TGN: Majo, our readers are curious. Are you planning on attending any other races this season?
Majo: This season is pretty much over for me. I might try to fit in a few more 85 to 100 milers before the end of the year but I am already focusing on training for next season and making a schedule for 2015. Hoping to do the Ice Ultra in Finland among many more.
TGN: Ice? Your braver than we are that’s for sure. Are there any races that are above your radar that you’d like to compete in?
Majo: Western States 100 for sure, Leadville 100, Bad Water Ultra and if everything goes well the entire series of Beyond Ultimate races that includes Mountain Ultra in Himalayas and the Desert Ultra in Africa.
TGN: That’s a loaded schedule with some brutal races stacked in there. We want to be the first to wish you the best of luck, we know you’ll do well.
TGN: Now that you’re in the spotlight, what words of advice do you have for our readers?
Majo: Try to keep your life simple and only focus on the right gear and tools to make your racing and running efficient and the best you can be. Listen to your body and keep your mind strong as well.
TGN: Those are some great words of wisdom Majo, for not only runners but all athletes. Thank you for sharing your story with our us. We wish you the best of luck in all your endeavors this season and the next. Cheers!

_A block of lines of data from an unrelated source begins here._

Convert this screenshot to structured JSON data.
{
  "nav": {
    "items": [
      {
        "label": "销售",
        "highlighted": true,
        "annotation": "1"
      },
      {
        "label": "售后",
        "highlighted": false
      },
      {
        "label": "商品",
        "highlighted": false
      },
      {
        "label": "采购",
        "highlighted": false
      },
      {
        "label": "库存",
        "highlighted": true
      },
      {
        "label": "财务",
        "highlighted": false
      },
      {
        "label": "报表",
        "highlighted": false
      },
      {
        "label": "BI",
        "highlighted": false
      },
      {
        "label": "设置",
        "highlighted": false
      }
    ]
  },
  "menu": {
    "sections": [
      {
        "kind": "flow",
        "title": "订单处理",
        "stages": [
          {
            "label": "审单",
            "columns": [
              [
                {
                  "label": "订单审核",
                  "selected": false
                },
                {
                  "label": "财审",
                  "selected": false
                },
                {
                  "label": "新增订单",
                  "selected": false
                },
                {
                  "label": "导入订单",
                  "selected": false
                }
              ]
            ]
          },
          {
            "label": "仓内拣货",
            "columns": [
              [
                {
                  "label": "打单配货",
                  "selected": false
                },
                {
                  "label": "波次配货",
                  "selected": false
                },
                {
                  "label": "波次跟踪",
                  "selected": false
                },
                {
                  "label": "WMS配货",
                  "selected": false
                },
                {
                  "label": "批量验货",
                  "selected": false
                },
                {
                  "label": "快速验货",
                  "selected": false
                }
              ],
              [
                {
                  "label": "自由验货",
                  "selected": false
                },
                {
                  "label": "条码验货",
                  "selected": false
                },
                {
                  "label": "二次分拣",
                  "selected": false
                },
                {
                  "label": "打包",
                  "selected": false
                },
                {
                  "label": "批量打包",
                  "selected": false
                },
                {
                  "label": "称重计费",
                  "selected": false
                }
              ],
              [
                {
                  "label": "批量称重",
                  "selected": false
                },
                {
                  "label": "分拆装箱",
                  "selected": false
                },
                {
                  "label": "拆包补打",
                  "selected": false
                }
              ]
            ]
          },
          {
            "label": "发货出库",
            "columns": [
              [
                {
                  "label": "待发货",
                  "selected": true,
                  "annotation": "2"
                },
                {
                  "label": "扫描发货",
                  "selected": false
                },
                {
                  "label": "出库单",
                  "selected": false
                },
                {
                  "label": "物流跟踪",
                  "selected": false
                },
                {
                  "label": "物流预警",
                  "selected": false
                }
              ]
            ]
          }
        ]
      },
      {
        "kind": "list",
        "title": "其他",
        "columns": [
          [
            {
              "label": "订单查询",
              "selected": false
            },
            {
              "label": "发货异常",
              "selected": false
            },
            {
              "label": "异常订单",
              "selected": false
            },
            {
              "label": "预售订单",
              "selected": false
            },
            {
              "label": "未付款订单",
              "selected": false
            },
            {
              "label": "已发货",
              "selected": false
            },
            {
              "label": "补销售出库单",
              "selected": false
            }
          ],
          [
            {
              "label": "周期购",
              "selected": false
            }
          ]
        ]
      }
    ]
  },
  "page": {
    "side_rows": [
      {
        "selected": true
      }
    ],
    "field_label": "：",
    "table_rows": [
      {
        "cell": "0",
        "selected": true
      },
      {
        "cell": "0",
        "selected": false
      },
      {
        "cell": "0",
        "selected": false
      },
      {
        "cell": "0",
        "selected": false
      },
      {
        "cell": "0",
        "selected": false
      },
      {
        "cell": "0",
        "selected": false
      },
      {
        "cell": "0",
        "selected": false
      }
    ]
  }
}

If you’d like to learn more about Ultra Running or Majo’s running career you can follow him by “Liking’ his Facebook page or following him on Twitter or Instagram. We hope this inspires you to get outside to enjoy nature and running in it’s purest form.
See you on the trails!